Goldman Sachs and the clients who took the bank's 'big short' trade recommendation last month will be pleased to read a research note out of UBS that has received some coverage in the mainstream press on Wednesday. Though traders who are short Amazon or long CMBX might want to avert their eyes.
According to the story about the note published by the Washington Post, UBS now expects some 75,000 stores that sell clothing, electronics and furniture to close by 2026, when online shopping is expected to make up 25% of retail sales, according to UBS. Right now, roughly 16% overall sales are made online.
The closures will be broad-based, but UBS expects some 21,000 apparel stores, 8,000 home furnishing stores and 10,000 consumer electronics stores - among thousands of others - to close.
To be sure, the US retail sector has already been hard hit by the Amazon-inspired "retail apocalypse" (though other factors, like the overbuilding of retail space during the pre-crisis years, have also contributed to the wave of bankruptcies). Since 2016, 35 major retail chains, and countless smaller ones, have filed for Chapter 11. And a host of names not listed here have filed since the beginning of the year, including Diesel USA, Charlotte Russe and Shopko (meanwhile, Payless and Gymboree have filed for a second time).

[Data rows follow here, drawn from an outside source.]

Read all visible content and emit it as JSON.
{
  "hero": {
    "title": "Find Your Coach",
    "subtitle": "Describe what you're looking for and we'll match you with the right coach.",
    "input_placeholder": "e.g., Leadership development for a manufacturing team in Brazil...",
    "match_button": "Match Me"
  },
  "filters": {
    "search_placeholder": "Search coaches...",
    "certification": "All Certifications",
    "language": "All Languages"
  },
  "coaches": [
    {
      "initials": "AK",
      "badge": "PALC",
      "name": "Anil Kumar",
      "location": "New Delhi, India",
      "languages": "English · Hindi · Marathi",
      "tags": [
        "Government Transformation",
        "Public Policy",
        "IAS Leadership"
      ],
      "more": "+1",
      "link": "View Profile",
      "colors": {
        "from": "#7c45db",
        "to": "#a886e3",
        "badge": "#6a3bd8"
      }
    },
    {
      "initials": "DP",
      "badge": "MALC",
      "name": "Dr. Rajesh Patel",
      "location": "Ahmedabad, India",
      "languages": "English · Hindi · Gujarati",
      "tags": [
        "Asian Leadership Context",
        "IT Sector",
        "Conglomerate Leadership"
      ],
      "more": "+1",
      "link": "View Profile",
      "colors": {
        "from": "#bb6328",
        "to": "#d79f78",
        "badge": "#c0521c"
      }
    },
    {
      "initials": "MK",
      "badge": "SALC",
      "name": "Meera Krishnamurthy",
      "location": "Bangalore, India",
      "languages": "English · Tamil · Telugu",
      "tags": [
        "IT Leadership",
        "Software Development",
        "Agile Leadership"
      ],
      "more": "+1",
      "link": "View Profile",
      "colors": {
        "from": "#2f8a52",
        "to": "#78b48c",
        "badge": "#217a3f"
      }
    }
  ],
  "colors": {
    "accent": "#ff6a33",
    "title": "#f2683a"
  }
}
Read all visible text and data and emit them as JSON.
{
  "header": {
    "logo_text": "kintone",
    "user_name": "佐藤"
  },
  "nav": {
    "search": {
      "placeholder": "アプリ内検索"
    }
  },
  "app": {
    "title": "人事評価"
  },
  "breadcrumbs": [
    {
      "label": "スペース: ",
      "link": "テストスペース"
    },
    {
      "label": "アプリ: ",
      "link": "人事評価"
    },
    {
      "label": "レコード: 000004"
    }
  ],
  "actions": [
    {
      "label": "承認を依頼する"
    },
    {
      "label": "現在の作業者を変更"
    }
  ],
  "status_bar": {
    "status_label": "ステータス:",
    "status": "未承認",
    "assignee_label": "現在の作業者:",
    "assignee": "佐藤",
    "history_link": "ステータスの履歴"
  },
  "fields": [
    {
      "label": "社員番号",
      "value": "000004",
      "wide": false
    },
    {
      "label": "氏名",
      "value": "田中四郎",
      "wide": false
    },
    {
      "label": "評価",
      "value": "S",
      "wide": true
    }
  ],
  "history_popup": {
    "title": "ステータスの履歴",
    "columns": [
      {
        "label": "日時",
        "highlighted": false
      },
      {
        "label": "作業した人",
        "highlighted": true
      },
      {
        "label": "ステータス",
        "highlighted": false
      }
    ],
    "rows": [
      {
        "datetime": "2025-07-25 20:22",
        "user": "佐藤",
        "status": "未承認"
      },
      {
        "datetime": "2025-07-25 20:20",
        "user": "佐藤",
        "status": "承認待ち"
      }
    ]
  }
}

Even retailers that have somehow managed to avoid bankruptcy, like Sears, are still closing stores. The chain has already closed some 1,300 KMart and Sears stores, and is expected to close 80 more before the end of the year. Other retailers, like GAP, for example, have warned that more closures are on the horizon.
But just like how a fire helps purify the soil, allowing healthy trees to survive and thrive, retail analysts believe this purge of uncompetitive stores will ultimately be a good thing for the industry. One called it a "healthy cleansing."
"This is a healthy cleansing for the retail industry," said John D. Morris, senior brand apparel analyst for financial services firm D.A. Davidson. "We’re in the middle of a multiyear retail purge. Companies are finding that when it comes to stores, less is more."
"Retailers have been hanging on too long to their bricks-and-mortar stores," Morris said.
Looking ahead, the team from UBS said that although same-store sales ticked up last year after a decade of steady decline for the industry, investors shouldn't interpret this as a long-term bullish indicator. Rather, if anything, it should be attributed to the temporary sugar high of the Trump tax cuts, and should be expected to reverse this year.
Analysts said in-store sales ticked up in 2018, in part because of tax cuts for some Americans. But those gains are likely to be reversed this year, said UBS analysts Jay Sole and Michael Lasser.
“This pace of store productivity improvement is unlikely to be sustained in 2019 as the boost from fiscal stimulus fades,” they wrote in a note to clients on Tuesday. “This will likely lead to an acceleration in physical store closures in the upcoming year.”
Ultimately, the retail space could see some retailers that started with an e-commerce platform, like the unicorn mattress brand Casper (which should soon have plenty of capital for an expansion after its IPO), expand into bricks-and-mortar. But these stores will be smaller and hold less inventory. They will mostly function as physical showrooms for customers to try the products before buying them online.
Even so, some Internet-only companies such as furniture retailer Wayfair and mattress brand Casper are beginning to open physical stores.
But analysts said these outposts - often smaller and more sparse than traditional stores - function more as showrooms for items customers can order online than a one-stop shop with swaths of inventory.
"The trend is toward more streamlined stores: Less chaos, less inventory, less choice," Morris said. "If a customer wants something in a different color or size, they can find that online."
But as the consumer-spending drop from the government shutdown continues to ripple through the economy, expect see another welter of closures like the 465 stores that closed in one day.
Because as we've pointed out, the "retail apocalypse" isn't over - it's just getting started.